Jinbō Nagazumi

神保長住

Jinbō Clan

Bushō

Etchū Province

Lifespan:  15xx to 15xx

Rank:  bushō

Title:  Governor of Etchū

Bakufu:  Muromachi

Clan:  Jinbō

Lord:  Oda Nobunaga

Father:  Jinbō Nagamoto

Siblings:  Nagazumi, Nagashiro

Jinbō Nagazumi served as a bushō during the Sengoku and Azuchi-Momoyama periods.

Nagazumi is surmised to be the eldest son of Jinbō Nagamoto, the sengoku daimyō of Etchū Province.  Jinbō Nagashiro was his younger brother.  Jinbō Ujiharu was a member of the same family.

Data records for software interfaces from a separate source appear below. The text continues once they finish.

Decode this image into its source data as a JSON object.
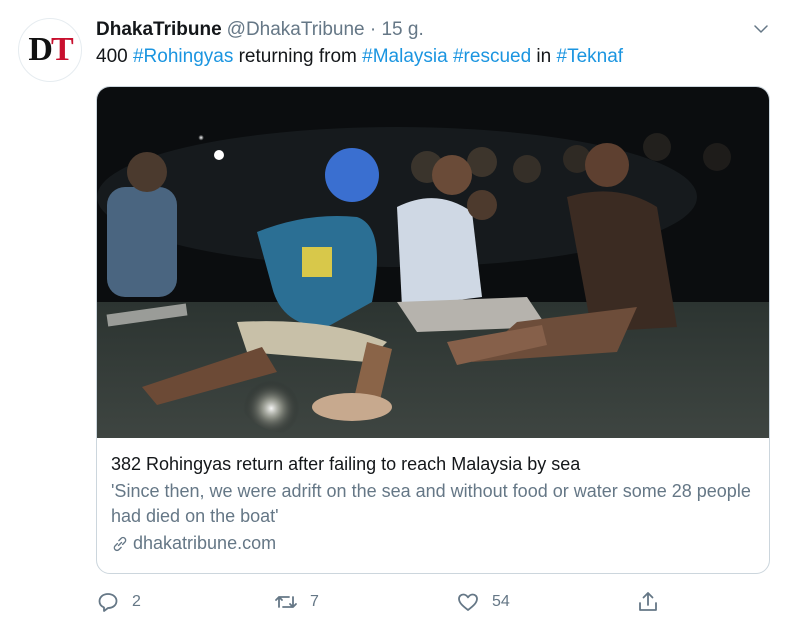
{
  "tweet": {
    "avatar_text_d": "D",
    "avatar_text_t": "T",
    "display_name": "DhakaTribune",
    "handle": "@DhakaTribune · 15 g.",
    "text_parts": [
      {
        "text": "400 ",
        "tag": false
      },
      {
        "text": "#Rohingyas",
        "tag": true
      },
      {
        "text": " returning from ",
        "tag": false
      },
      {
        "text": "#Malaysia",
        "tag": true
      },
      {
        "text": " ",
        "tag": false
      },
      {
        "text": "#rescued",
        "tag": true
      },
      {
        "text": " in ",
        "tag": false
      },
      {
        "text": "#Teknaf",
        "tag": true
      }
    ]
  },
  "card": {
    "title": "382 Rohingyas return after failing to reach Malaysia by sea",
    "description": "'Since then, we were adrift on the sea and without food or water some 28 people had died on the boat'",
    "domain": "dhakatribune.com",
    "image_alt": "Photo of Rohingya people sitting on a beach at night"
  },
  "actions": {
    "reply_count": "2",
    "retweet_count": "7",
    "like_count": "54"
  },
  "colors": {
    "link": "#1b95e0",
    "secondary_text": "#657786",
    "border": "#ccd6dd"
  }
}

Around 1568, Nagazumi advocated for alliances with the Kai-Takeda clan and the Kaga Ikkō-ikki, while his father, Nagamoto, sought to maintain their subservient relationship with the Uesugi clan.  This led to divisions within the Jinbō family with Nagazumi and those in the faction opposed to the Uesugi on one side and Nagamoto and senior retainers such as Kojima Motoshige on the other.  In the tenth month of 1569, Uesugi Kenshin of Echigo Province intervened, subduing Nagazumi and those in the faction opposed to the Uesugi.  On 11/16 of Tenshō 5 (1577), Kenshin granted the village of Hosoya in the Suzu District of Noto Province and the allocation of 89 kan, 457 mon from Nagamoto to Iida Yosōzaemon.  After losing the internal conflict, Nagazumi resided with the Noto-Hatakeyama clan and appeared to have had landholding, although another Jinbō family was associated with the Noto-Hatakeyama so this may have been a different individual.  Noto, however, was also under the control of the Uesugi, so Nagazumi appeared to have then gone to Kyōto and served Oda Nobunaga.

In 1578, the sudden death of Uesugi Kenshin provided an opportunity for Nobunaga so he assigned Sassa Nagaaki and other troops to Nagazumi and had him serve as the vanguard of the Oda army to invade Etchū via Hida Province.  After allying with kokujin, or provincial landowners, including Saitō Nobutoshi, Kotani Rokuemon and Ninomiya Nagatsune, attacked Masuyama Castle, and garnered control of the southwest portion of Etchū.  In the ninth month, Saitō Toshiharu led soldiers from Nōbi as reinforcements and, at the Battle of Tsukiokano, achieved a major victory over the Uesugi and Shiina forces.  The army of reinforcements including the Saitō forces soon returned to their home province, while Nagazumi proceeded north from Tsuge Castle to to recapture Toyama Castle which was associated with the Jinbō clan.  Next, he continued active military operations, marching east to attack Shinjō and Matsukura castles.  In 1581, after Sassa Narimasa entered Etchū, Nagazumi came under his command.

In the third month of 1582, Nagazumi was captured during a surprise attack at Toyama Castle by former retainers including Kojima Motoshige and Karōdo Chikahiro.  Before long, he was rescued by a counterattack mounted by the Oda army but, owing to this event, Nagazumi lost his standing and was ousted.  Therefter, Kikuchi Uemon Nyūdō, a kunishū, or provincial landowner, who was formerly under the command of Nagazumi, made a request to Shibata Katsuie, a senior retainer of Oda Nobunaga, to mediate conditions on behalf of Nagazumi but was refused, and, the following year, went to the Ise Shrine to pray for his return to Etchū.  Nagazumi’s whereabouts thereafter are unknown.